Segment Start: DATA IN THIS EXERCISE
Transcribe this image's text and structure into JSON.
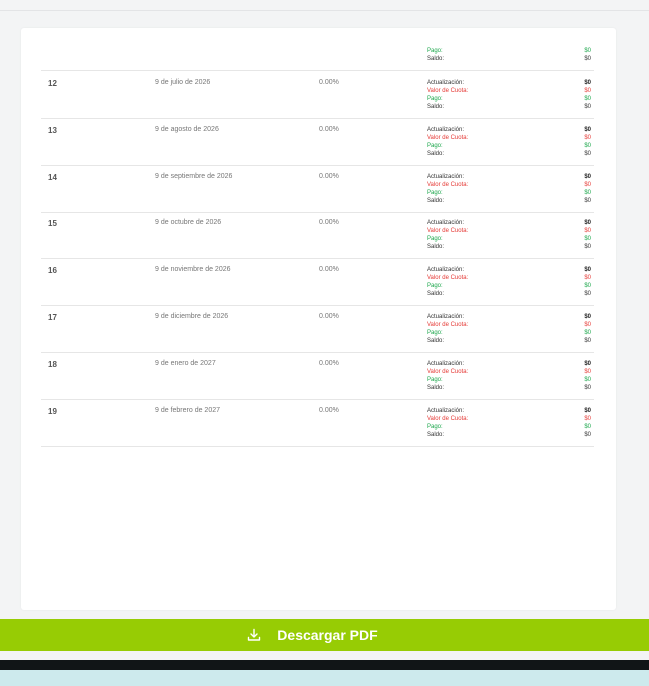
{
  "partial_row": {
    "labels": [
      "Pago:",
      "Saldo:"
    ],
    "values": [
      "$0",
      "$0"
    ]
  },
  "row_labels": [
    "Actualización:",
    "Valor de Cuota:",
    "Pago:",
    "Saldo:"
  ],
  "rows": [
    {
      "num": "12",
      "date": "9 de julio de 2026",
      "rate": "0.00%",
      "values": [
        "$0",
        "$0",
        "$0",
        "$0"
      ]
    },
    {
      "num": "13",
      "date": "9 de agosto de 2026",
      "rate": "0.00%",
      "values": [
        "$0",
        "$0",
        "$0",
        "$0"
      ]
    },
    {
      "num": "14",
      "date": "9 de septiembre de 2026",
      "rate": "0.00%",
      "values": [
        "$0",
        "$0",
        "$0",
        "$0"
      ]
    },
    {
      "num": "15",
      "date": "9 de octubre de 2026",
      "rate": "0.00%",
      "values": [
        "$0",
        "$0",
        "$0",
        "$0"
      ]
    },
    {
      "num": "16",
      "date": "9 de noviembre de 2026",
      "rate": "0.00%",
      "values": [
        "$0",
        "$0",
        "$0",
        "$0"
      ]
    },
    {
      "num": "17",
      "date": "9 de diciembre de 2026",
      "rate": "0.00%",
      "values": [
        "$0",
        "$0",
        "$0",
        "$0"
      ]
    },
    {
      "num": "18",
      "date": "9 de enero de 2027",
      "rate": "0.00%",
      "values": [
        "$0",
        "$0",
        "$0",
        "$0"
      ]
    },
    {
      "num": "19",
      "date": "9 de febrero de 2027",
      "rate": "0.00%",
      "values": [
        "$0",
        "$0",
        "$0",
        "$0"
      ]
    }
  ],
  "download_button": {
    "label": "Descargar PDF",
    "icon": "download-icon"
  },
  "colors": {
    "button": "#97cc04",
    "red": "#e53935",
    "green": "#1aa64a"
  }
}
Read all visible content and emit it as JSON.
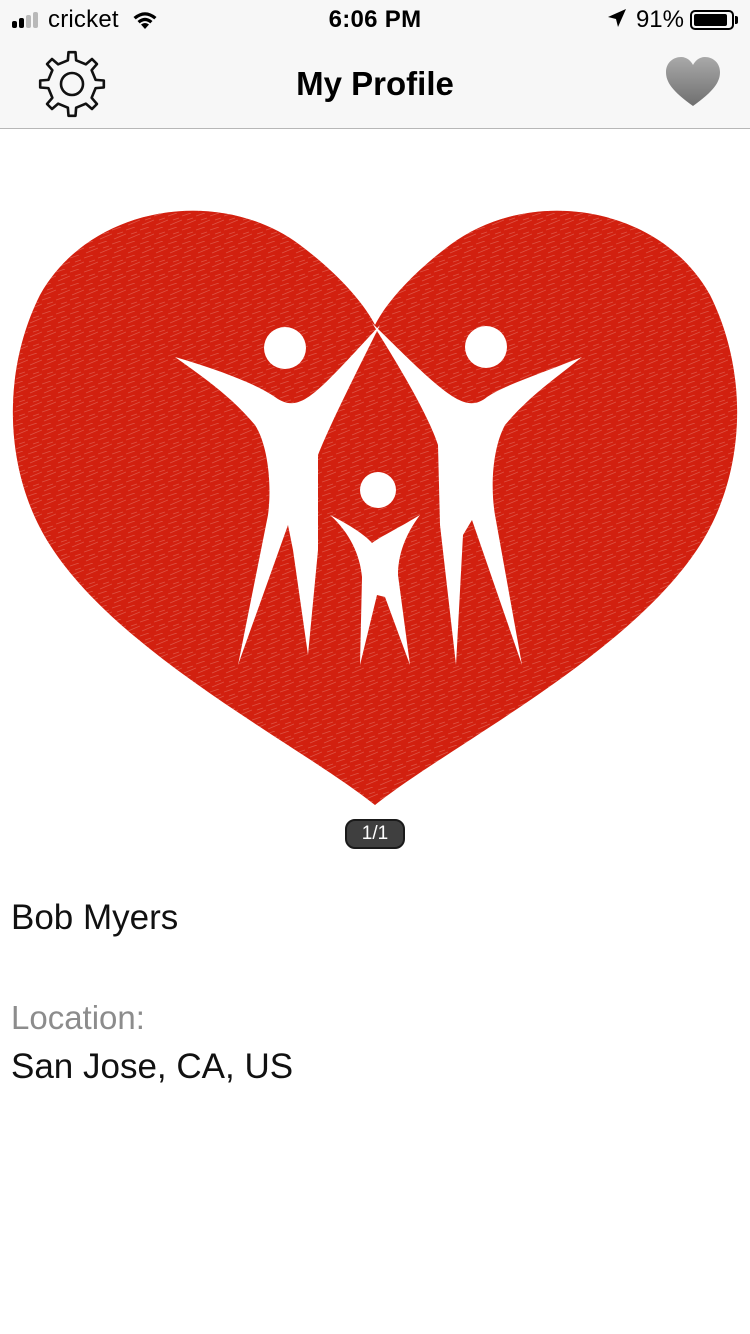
{
  "status_bar": {
    "carrier": "cricket",
    "time": "6:06 PM",
    "battery_percent": "91%",
    "battery_level": 0.91,
    "signal_bars_total": 4,
    "signal_bars_filled": 2
  },
  "nav": {
    "title": "My Profile",
    "left_icon": "gear-icon",
    "right_icon": "heart-icon"
  },
  "profile": {
    "photo_icon": "family-heart-logo",
    "photo_pager": "1/1",
    "name": "Bob Myers",
    "location_label": "Location:",
    "location_value": "San Jose, CA, US"
  },
  "colors": {
    "heart_red": "#d2200f",
    "nav_background": "#f7f7f7",
    "label_gray": "#8c8c8c",
    "favorite_gray": "#8e8e8e"
  }
}
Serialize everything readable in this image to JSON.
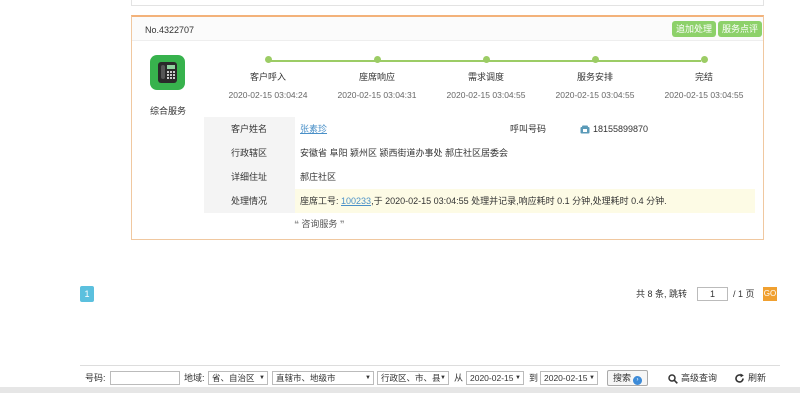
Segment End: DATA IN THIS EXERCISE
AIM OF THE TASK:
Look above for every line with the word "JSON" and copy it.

EXERCISE OUTPUT:
Transcribe this image's text and structure into JSON.
Read all visible content and emit it as JSON.
Serialize everything readable in this image to JSON.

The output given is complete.